She’s arguably the domestic goddess of our time and can turn the seemingly innocuous task of hulling a punnet of strawberries into, well, something a little more alluring. She’s Nigella Lawson – journalist, critic, author, cook, mother and ardent foodie.
“When I was 16 or so, I went to Paris – more because of the travel rather than food really - and I was fascinated in how the French cooked,” Ms Lawson says of her first independent foray into food.
“I remember I was taken out to eat at Galeries Lafayette and I tasted their fromage bleu, which was so simple and delicious. And I saw this world that was just fantastic.

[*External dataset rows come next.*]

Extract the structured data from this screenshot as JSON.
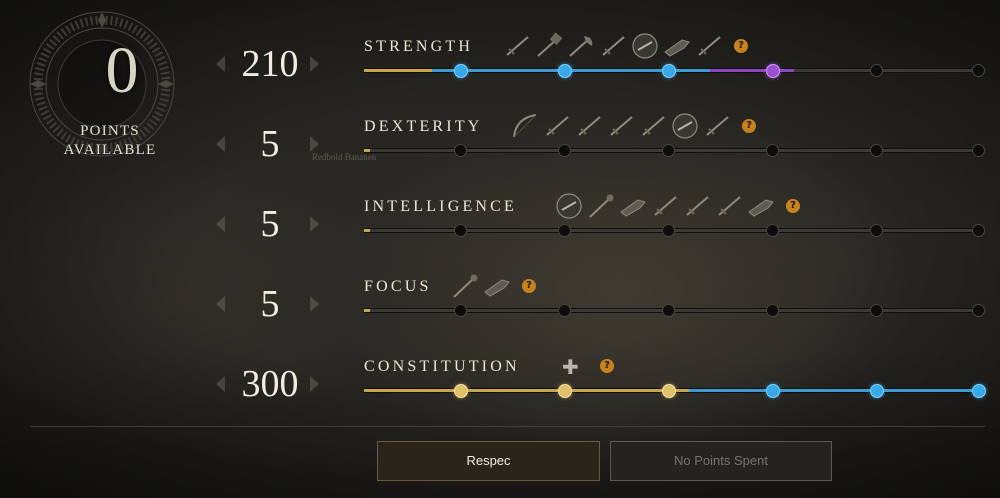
{
  "points": {
    "value": "0",
    "label_line1": "POINTS",
    "label_line2": "AVAILABLE"
  },
  "background_text": "Redbold Bananen",
  "attributes": [
    {
      "name": "STRENGTH",
      "value": "210",
      "gold_fill_fraction": 0.11,
      "tier_fill_fraction": 0.7,
      "fill_colors": [
        "#c7a64f",
        "#3d9bd4",
        "#8e45c4"
      ],
      "nodes": [
        "blue",
        "blue",
        "blue",
        "purple",
        "empty",
        "empty"
      ],
      "weapon_icons": [
        "sword-icon",
        "war-hammer-icon",
        "great-axe-icon",
        "hatchet-icon",
        "shield-icon",
        "blunderbuss-icon",
        "spear-icon"
      ],
      "help_icon": "?"
    },
    {
      "name": "DEXTERITY",
      "value": "5",
      "gold_fill_fraction": 0.01,
      "tier_fill_fraction": 0,
      "fill_colors": [
        "#c7a64f"
      ],
      "nodes": [
        "empty",
        "empty",
        "empty",
        "empty",
        "empty",
        "empty"
      ],
      "weapon_icons": [
        "bow-icon",
        "rapier-icon",
        "musket-icon",
        "spear-icon",
        "sword-icon",
        "shield-icon",
        "hatchet-icon"
      ],
      "help_icon": "?"
    },
    {
      "name": "INTELLIGENCE",
      "value": "5",
      "gold_fill_fraction": 0.01,
      "tier_fill_fraction": 0,
      "fill_colors": [
        "#c7a64f"
      ],
      "nodes": [
        "empty",
        "empty",
        "empty",
        "empty",
        "empty",
        "empty"
      ],
      "weapon_icons": [
        "gauntlet-icon",
        "fire-staff-icon",
        "blunderbuss-icon",
        "rapier-icon",
        "spear-icon",
        "musket-icon",
        "void-gauntlet-icon"
      ],
      "help_icon": "?"
    },
    {
      "name": "FOCUS",
      "value": "5",
      "gold_fill_fraction": 0.01,
      "tier_fill_fraction": 0,
      "fill_colors": [
        "#c7a64f"
      ],
      "nodes": [
        "empty",
        "empty",
        "empty",
        "empty",
        "empty",
        "empty"
      ],
      "weapon_icons": [
        "life-staff-icon",
        "ice-gauntlet-icon"
      ],
      "help_icon": "?"
    },
    {
      "name": "CONSTITUTION",
      "value": "300",
      "gold_fill_fraction": 0.53,
      "tier_fill_fraction": 1.0,
      "fill_colors": [
        "#c7a64f",
        "#3d9bd4"
      ],
      "nodes": [
        "gold",
        "gold",
        "gold",
        "blue",
        "blue",
        "blue"
      ],
      "weapon_icons": [],
      "plus_icon": "✚",
      "help_icon": "?"
    }
  ],
  "buttons": {
    "respec": "Respec",
    "no_points": "No Points Spent"
  }
}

Then when I went to live in Italy, I started getting interested in reading about food because even though my mother cooked a lot, there were never any cookery books. So I began to read cookery books and the whole subject became interesting to me.”
Born into a refined family – her father is a baron and was chancellor of the exchequer to Margaret Thatcher while her mother was heiress to a business empire – Nigella had a somewhat conflicted relationship with food while growing up.
“Well, I will say something that will give a lot of encouragement to parents with children who don’t eat,” she says.
“I had not only no interest in food as a small child, but I really hated mealtimes and I didn’t eat at all. So when people say to me, ‘my children won’t eat’ I say ‘Well, look at me, it can change!’.
“I come from a family who are intensely involved in food, and when I was very young I wasn’t interested, but that was probably because I was brought up very strictly. It was ‘you will eat this and if you don’t finish it you will sit there until it’s cold and it will be brought back the next day’. It was that sort of way. There was no food-hiding – my mother had complete laser-vision. But I did get interested in food, and I had no idea it would become my life.”
In Australia for a quick stint at the Melbourne Food & Wine Festival last weekend, Ms Lawson is excited to be back in the country.
“I’ve previously been to Sydney as well as to Queensland, where I went on a boat through the Whitsundays with the kids. But I haven’t been to Melbourne before”, she says.
And would she like to come to Western Australia? We have truffles..
“I would love to. Why I’m not traveling much on this visit is because I’ve left the kids at home, so I’ve kept it short. But they loved Australia, and I’d love to do more traveling. The thing is, it’s such a huge country so you’ve got to have time. I love the huge sky of Australia, and the light. So you call it WA over there, then, and not Western Australia? You’re going to have to map me out an itinerary and tell me when’s the best time to go. I don’t like intense heat. I would have to wear a hat and a sunscreen factor of one hundred. Oh god, I can’t wait. Go on, fire away, I’m too busy planning my holiday now.”
Nigella has sold millions of cookbooks and her many television series are broadcast in countries all over the world. Now, she feels, it’s time to re-stock.
“I’m not working as hard in terms of filming and writing books at the moment so I can go away,” she says.
“If I did a book and a series every year, I’d have to be re-introduced to my children and I wouldn’t have a proper life. And the whole point of what I do is because it’s part of my life. My books come out of how I live my life, so if I make it all about the work, then that would make me feel it was the wrong way round. So it’s nice for me to be at home, cooking. And at the moment I’ve got other things to do. And no doubt I’ll go back inspired by some of the food I’ve eaten here in Australia, and that’s how recipes come about, by cooking meals that I don’t know. And just revelling in the luck that I can be pottering about the kitchen and pretend it’s work.”
Ms Lawson was the headlining act of the Melbourne Food & Wine Festival last week. She shared some kitchen bench space with Western Australia’s own seductive cook, Anna Gare.